Finally, Sunday was the long drive home, 8 hours with very few stops, but some of which included the usual Pennsylvania interstate construction zones and their heavy stop-and-go traffic. Now it's time to get back to normal and enjoy springtime all over again if it ever reaches our area.

Friday, April 10, 2009

Biking - Mohawk River Loop

This always seems to be my bread-and-butter ride, when I don't have the time or inclination to do anything bigger or farther away. It was another sunny day in the 50s, and it begged to be enjoyed.

I started and finished at Schenectady County Community College, at the lower right, riding clockwise. I followed the Mohawk River Bike Path west to its intersection with NY5S, rode that until I reached the NY103 bridge over the Mohawk River at NYS Barge Canal Lock 9, and then picked up NY5 back to the start, passing through downtown Scotia. It's a relatively flat ride of 14.5 miles, with less than 400 feet of total climbing, but the wind is normally a factor in one direction or the other. Today, there was no wind, and I cranked along at a pretty good clip, much faster than the longer slower rides I've been doing lately.

Thursday, April 9, 2009

Biking - Clifton Park to Saratoga

This was almost a carbon copy of our trip a week or two ago, except that the temperatures were significantly warmer. It was almost 50F at 10am when we started, so excess layers were shed in advance and left in the cars. After a leisurely ramble up to Saratoga Spa State Park, and an equally leisurely lunch at a sunny picnic table, we headed back to Clifton Park. By now, the wind had come up, and was gusting strongly from the southwest, mostly in our faces. We found ourselves adding back a layer, then taking them off again after a hill or two warmed us up. We took a slightly different route back through Ballston Spa, stopping at a streamside park there, then finished the 41 miles in heavy afternoon traffic as schools were letting out.

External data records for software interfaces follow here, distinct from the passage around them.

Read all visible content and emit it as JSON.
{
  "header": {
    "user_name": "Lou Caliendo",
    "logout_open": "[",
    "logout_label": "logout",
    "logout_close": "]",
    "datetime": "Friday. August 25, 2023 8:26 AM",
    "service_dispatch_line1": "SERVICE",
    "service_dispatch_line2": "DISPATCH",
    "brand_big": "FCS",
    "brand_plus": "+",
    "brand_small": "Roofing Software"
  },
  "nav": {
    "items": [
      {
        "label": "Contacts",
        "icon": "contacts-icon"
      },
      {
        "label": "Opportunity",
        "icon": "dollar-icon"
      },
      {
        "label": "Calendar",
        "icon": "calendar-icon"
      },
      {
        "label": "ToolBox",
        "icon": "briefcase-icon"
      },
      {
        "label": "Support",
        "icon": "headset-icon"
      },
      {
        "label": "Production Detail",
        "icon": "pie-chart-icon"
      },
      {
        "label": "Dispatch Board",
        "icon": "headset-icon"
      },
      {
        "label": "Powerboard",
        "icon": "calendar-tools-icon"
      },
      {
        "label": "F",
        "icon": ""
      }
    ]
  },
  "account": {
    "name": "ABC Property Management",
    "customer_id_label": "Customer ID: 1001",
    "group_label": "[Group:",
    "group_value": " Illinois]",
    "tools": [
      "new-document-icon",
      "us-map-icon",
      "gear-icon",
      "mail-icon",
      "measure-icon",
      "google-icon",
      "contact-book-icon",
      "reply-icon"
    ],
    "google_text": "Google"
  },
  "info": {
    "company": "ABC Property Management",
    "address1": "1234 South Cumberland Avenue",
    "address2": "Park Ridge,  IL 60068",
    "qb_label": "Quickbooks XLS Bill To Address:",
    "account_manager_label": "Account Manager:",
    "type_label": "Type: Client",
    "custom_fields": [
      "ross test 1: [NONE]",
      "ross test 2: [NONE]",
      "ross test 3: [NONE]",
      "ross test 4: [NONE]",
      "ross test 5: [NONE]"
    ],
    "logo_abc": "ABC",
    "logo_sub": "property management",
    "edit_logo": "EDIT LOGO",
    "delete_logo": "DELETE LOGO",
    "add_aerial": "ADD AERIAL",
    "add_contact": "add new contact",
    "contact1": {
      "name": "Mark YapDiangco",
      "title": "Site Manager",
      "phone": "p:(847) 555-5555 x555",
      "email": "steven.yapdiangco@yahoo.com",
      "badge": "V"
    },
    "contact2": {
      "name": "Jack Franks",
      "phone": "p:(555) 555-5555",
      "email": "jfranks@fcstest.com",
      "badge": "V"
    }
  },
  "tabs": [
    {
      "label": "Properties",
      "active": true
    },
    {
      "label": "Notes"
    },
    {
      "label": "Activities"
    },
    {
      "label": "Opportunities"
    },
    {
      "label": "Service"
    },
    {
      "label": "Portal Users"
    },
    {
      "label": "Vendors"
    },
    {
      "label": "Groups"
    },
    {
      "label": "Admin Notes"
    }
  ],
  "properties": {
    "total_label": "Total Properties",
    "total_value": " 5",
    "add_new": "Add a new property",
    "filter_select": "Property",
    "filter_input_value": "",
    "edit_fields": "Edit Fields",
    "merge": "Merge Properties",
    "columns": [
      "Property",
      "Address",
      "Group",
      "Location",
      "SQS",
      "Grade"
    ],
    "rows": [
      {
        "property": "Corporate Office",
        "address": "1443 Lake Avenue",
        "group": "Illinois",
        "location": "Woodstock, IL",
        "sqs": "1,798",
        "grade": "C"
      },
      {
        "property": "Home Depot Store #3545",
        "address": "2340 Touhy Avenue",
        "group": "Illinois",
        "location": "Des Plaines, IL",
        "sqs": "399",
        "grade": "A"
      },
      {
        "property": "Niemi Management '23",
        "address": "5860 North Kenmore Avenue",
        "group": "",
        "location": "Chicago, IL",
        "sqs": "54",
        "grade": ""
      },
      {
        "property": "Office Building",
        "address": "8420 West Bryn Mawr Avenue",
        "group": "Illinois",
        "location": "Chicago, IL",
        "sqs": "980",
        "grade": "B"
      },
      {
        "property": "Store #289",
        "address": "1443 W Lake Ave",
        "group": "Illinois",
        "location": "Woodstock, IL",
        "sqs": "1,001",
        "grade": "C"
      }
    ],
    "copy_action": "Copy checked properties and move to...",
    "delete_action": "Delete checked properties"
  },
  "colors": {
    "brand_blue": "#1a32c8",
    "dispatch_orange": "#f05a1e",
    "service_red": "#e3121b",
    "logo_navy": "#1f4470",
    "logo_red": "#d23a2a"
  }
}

Sunday, April 5, 2009

Biking - Rotterdam to Schoharie Crossing

Today's weather was promising sunny skies, temps near 50, but punishing westerly winds. So we all decided it was a perfect day to head 17 miles west, into the wind, to Schoharie Crossing State Historic Site, following the Mohawk River Bike Path, also known as part of the Erie Canalway Trail. As we left Rotterdam, temps were in the low 40s, there were spits of drizzle, and winds were gusting over 30mph in our faces. This would be a character builder of a ride, or at least the first half would. The ride home, with a tailwind, would seem effortless.

We battled the wind through Rotterdam Junction, and then along NY5S up the Mohawk Valley, where the wind was really ripping. Once we got to Amsterdam, we were back on the bike path again, and were somewhat more sheltered. Reaching Schoharie Crossing, we headed for Karen's Produce and Ice Cream Stand, which turned out to not yet be open for the season. Seeking a sheltered lunch spot, we next made a beeline for the park's visitor center, which was also closed. Improvising, we unstacked a picnic table and moved it to the downwind side of a small barn, where we had a pleasant lunch. Then the real fun began. Heading back the way we came, the big wind was now behind us, and we struggled no more. Even the mild uphills were easy cruising. By the time we reached the cars, the sun was out, the winds had abated somewhat, and we had covered 35+ miles. Not the best of days for a ride, but this group is hard-core, and we all had a good time.

Thursday, April 2, 2009

Biking - Mohawk River Bike Path

Another ride today with the same Taconic Hiking Club friends. The day started out foggy and cool, but later warmed into the 60s with lots of sun. We started at the old Niskayuna Train Station and headed west, through the city of Schenectady, and ended at the Rotterdam Kiwanis Park, about 16 miles away. We enjoyed lunch there at a sunny picnic table overlooking the river, and then returned via the same route, for just under 33 miles. The bike path is now definitely open for business, and that allows access to a lot of good riding to the west, where the bike path is effectively the only good way to get beyond I-890.